Career Services
iJobs Job Widget
iJobs General

Recruitment Genius: Web Developer - PHP

£32000 - £40000 per annum: Recruitment Genius: With extensive experience and a...

Barnardo's: Corporate Audit and Inspection – Retail Intern (Leeds)

Unpaid - £4 lunch allowance plus travel to and from work: Barnardo's: Purpose ...

Recruitment Genius: Content Writer - Global Financial Services

£25000 - £30000 per annum: Recruitment Genius: From modest beginnings the comp...

Recruitment Genius: Web Developer - PHP

£35000 - £40000 per annum: Recruitment Genius: From modest beginnings the comp...

Day In a Page

The Silk Roads that trace civilisation: Long before the West rose to power, Asian pathways were connecting peoples and places

The Silk Roads that trace civilisation

Long before the West rose to power, Asian pathways were connecting peoples and places
House of Lords: Outcry as donors, fixers and MPs caught up in expenses scandal are ennobled

The honours that shame Britain

Outcry as donors, fixers and MPs caught up in expenses scandal are ennobled
When it comes to street harassment, we need to talk about race

'When it comes to street harassment, we need to talk about race'

Why are black men living the stereotypes and why are we letting them get away with it?
International Tap Festival: Forget Fred Astaire and Ginger Rogers - this dancing is improvised, spontaneous and rhythmic

International Tap Festival comes to the UK

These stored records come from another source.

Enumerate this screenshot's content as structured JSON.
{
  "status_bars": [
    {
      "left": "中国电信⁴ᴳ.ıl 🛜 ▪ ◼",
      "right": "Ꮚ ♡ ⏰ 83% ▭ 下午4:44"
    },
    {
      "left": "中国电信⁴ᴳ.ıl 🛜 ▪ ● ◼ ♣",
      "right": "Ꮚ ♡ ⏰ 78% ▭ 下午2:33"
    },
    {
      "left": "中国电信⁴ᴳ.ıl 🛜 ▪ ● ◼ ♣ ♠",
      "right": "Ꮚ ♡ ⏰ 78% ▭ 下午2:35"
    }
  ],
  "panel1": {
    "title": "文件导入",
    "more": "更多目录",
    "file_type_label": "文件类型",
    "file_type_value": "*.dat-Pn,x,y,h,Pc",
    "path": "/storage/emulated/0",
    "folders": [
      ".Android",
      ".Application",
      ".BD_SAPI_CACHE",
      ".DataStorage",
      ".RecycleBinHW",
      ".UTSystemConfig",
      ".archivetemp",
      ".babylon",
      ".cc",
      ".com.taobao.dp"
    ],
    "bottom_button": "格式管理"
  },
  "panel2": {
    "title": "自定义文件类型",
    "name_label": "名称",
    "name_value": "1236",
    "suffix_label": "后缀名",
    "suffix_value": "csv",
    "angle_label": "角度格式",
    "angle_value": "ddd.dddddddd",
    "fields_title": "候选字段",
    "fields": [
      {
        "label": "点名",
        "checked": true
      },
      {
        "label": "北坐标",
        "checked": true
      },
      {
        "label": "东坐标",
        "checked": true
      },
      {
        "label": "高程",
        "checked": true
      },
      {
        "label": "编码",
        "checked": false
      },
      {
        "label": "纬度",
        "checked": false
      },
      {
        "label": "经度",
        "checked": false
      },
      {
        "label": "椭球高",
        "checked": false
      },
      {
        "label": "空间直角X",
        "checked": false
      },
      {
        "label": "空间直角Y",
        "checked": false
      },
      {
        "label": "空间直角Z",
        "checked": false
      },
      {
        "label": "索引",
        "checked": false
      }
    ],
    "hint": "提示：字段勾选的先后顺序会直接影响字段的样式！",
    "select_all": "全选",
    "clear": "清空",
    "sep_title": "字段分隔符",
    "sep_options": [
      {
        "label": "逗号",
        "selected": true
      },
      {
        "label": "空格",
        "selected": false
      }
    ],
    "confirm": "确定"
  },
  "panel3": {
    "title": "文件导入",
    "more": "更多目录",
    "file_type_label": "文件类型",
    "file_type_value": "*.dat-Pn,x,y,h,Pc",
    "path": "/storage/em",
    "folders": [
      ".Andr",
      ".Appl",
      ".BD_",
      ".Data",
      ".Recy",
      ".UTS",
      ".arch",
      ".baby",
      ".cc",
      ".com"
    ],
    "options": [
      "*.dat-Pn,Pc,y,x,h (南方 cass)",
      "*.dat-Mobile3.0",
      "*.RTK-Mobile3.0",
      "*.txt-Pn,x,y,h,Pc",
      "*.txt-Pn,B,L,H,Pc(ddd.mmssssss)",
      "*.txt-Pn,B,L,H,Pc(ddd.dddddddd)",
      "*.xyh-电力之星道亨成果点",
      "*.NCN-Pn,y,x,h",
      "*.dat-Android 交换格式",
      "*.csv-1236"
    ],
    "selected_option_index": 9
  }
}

Forget Fred Astaire and Ginger Rogers - this dancing is improvised, spontaneous and rhythmic
War with Isis: Is Turkey's buffer zone in Syria a matter of self-defence – or just anti-Kurd?

Turkey's buffer zone in Syria: self-defence – or just anti-Kurd?

Ankara accused of exacerbating racial division by allowing Turkmen minority to cross the border
Doris Lessing: Acclaimed novelist was kept under MI5 observation for 18 years, newly released papers show

'A subversive brothel keeper and Communist'

Acclaimed novelist Doris Lessing was kept under MI5 observation for 18 years, newly released papers show
Big Blue Live: BBC's Springwatch offshoot swaps back gardens for California's Monterey Bay

BBC heads to the Californian coast

The Big Blue Live crew is preparing for the first of three episodes on Sunday night, filming from boats, planes and an aquarium studio
Austin Bidwell: The Victorian fraudster who shook the Bank of England with the most daring forgery the world had known

Victorian fraudster who shook the Bank of England

Conman Austin Bidwell. was a heartless cad who carried out the most daring forgery the world had known
Car hacking scandal: Security designed to stop thieves hot-wiring almost every modern motor has been cracked

Car hacking scandal

Security designed to stop thieves hot-wiring almost every modern motor has been cracked
10 best placemats

Take your seat: 10 best placemats

Protect your table and dine in style with a bold new accessory
Ashes 2015: Alastair Cook not the only one to be caught in The Oval mindwarp

Cook not the only one to be caught in The Oval mindwarp

Aussie skipper Michael Clarke was lured into believing that what we witnessed at Edgbaston and Trent Bridge would continue in London, says Kevin Garside
Can Rafael Benitez get the best out of Gareth Bale at Real Madrid?

Can Benitez get the best out of Bale?

Back at the club he watched as a boy, the pressure is on Benitez to find a winning blend from Real's multiple talents. As La Liga begins, Pete Jenson asks if it will be enough to stop Barcelona
Athletics World Championships 2015: Beijing witnesses new stage in the Jessica Ennis-Hill and Katarina Johnson-Thompson heptathlon rivalry

Beijing witnesses new stage in the Jess and Kat rivalry

The last time the two British heptathletes competed, Ennis-Hill was on the way to Olympic gold and Johnson-Thompson was just a promising teenager. But a lot has happened in the following three years
Jeremy Corbyn: Joining a shrewd operator desperate for power as he visits the North East

Jeremy Corbyn interview: A shrewd operator desperate for power

His radical anti-austerity agenda has caught the imagination of the left and politically disaffected and set a staid Labour leadership election alight
Isis executes Palmyra antiquities chief: Defender of ancient city's past was killed for protecting its future

Isis executes Palmyra antiquities chief

Robert Fisk on the defender of the ancient city's past who was killed for protecting its future